Published February 11, 2019
The U.S. has just completed the longest government shutdown in its history. The shutdown came to an end when President Trump backed down from his demand that the government fund his oft promised wall on the southern border of the U.S.
Trump’s “big, beautiful wall” was to be paid for by Mexico. When that didn’t happen, he demanded that the U.S. government pay for the wall. The price tag is estimated at $5.7 billion. When the House of Representatives refused the funding, the president allowed “non-essential” government services not to be funded – an act that he said he was “proud to own.”
After the economy teetered on the brink, the shutdown ended. Government services resumed. Employees, who had not been paid for a month, are in the process of catching up on the work not done during the stoppage. Among the many consequences, the Federal Reserve had to make interest rate decisions at its January meeting without full details of the economy. The Fed wisely decided not to change rates.

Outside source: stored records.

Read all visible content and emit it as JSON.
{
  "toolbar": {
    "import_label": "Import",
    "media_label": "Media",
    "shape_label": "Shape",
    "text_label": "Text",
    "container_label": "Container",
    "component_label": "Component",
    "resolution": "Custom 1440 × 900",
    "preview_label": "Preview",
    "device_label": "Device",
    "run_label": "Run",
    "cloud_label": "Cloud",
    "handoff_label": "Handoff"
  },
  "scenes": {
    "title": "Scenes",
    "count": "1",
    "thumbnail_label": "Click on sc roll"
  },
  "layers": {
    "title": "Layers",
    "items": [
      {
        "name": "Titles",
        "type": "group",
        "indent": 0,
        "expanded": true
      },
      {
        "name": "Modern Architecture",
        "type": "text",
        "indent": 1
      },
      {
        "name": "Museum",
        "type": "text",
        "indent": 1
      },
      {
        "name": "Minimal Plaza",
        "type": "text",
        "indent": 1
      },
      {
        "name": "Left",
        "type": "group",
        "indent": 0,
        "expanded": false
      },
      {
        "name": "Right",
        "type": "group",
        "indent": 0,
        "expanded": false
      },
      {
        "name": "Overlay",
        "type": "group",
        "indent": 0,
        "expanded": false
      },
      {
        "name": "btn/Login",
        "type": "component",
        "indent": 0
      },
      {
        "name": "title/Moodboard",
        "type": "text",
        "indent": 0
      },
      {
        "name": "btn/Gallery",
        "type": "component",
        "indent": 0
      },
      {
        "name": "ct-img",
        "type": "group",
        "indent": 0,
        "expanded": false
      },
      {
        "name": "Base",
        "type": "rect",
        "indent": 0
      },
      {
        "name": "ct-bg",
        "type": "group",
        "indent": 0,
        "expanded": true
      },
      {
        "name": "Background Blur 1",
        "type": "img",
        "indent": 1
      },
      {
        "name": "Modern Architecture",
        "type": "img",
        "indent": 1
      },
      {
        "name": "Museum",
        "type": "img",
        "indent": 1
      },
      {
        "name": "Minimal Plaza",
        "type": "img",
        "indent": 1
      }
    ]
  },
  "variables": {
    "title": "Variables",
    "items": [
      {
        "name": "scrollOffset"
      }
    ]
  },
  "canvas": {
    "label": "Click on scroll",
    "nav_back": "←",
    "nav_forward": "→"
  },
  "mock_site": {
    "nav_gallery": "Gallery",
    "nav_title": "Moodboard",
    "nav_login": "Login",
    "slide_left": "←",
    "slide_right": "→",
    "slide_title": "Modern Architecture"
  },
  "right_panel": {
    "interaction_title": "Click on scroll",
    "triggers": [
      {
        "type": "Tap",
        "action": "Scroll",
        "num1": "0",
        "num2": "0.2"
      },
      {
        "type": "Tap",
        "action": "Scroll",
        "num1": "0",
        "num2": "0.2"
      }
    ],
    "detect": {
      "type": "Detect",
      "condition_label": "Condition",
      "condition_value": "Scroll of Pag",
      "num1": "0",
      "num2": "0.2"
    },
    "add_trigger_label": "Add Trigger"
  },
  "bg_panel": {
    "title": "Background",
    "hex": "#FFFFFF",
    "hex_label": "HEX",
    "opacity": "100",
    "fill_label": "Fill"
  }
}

Now negotiations are going on within the government as to whether or not the government will pay for the wall. Three weeks were allocated to make that decision. President Trump, who advertised himself as a champion dealmaker, has so far found a deal elusive. He now says that he does not believe current negotiations will yield a solution that he can accept. Since he is apparently playing no role in the negotiations, it is likely that he will not approve any proposal. The question then arises: What will happen next? The president’s State of the Union speech provided no answers.
The fallout from this recent shutdown […]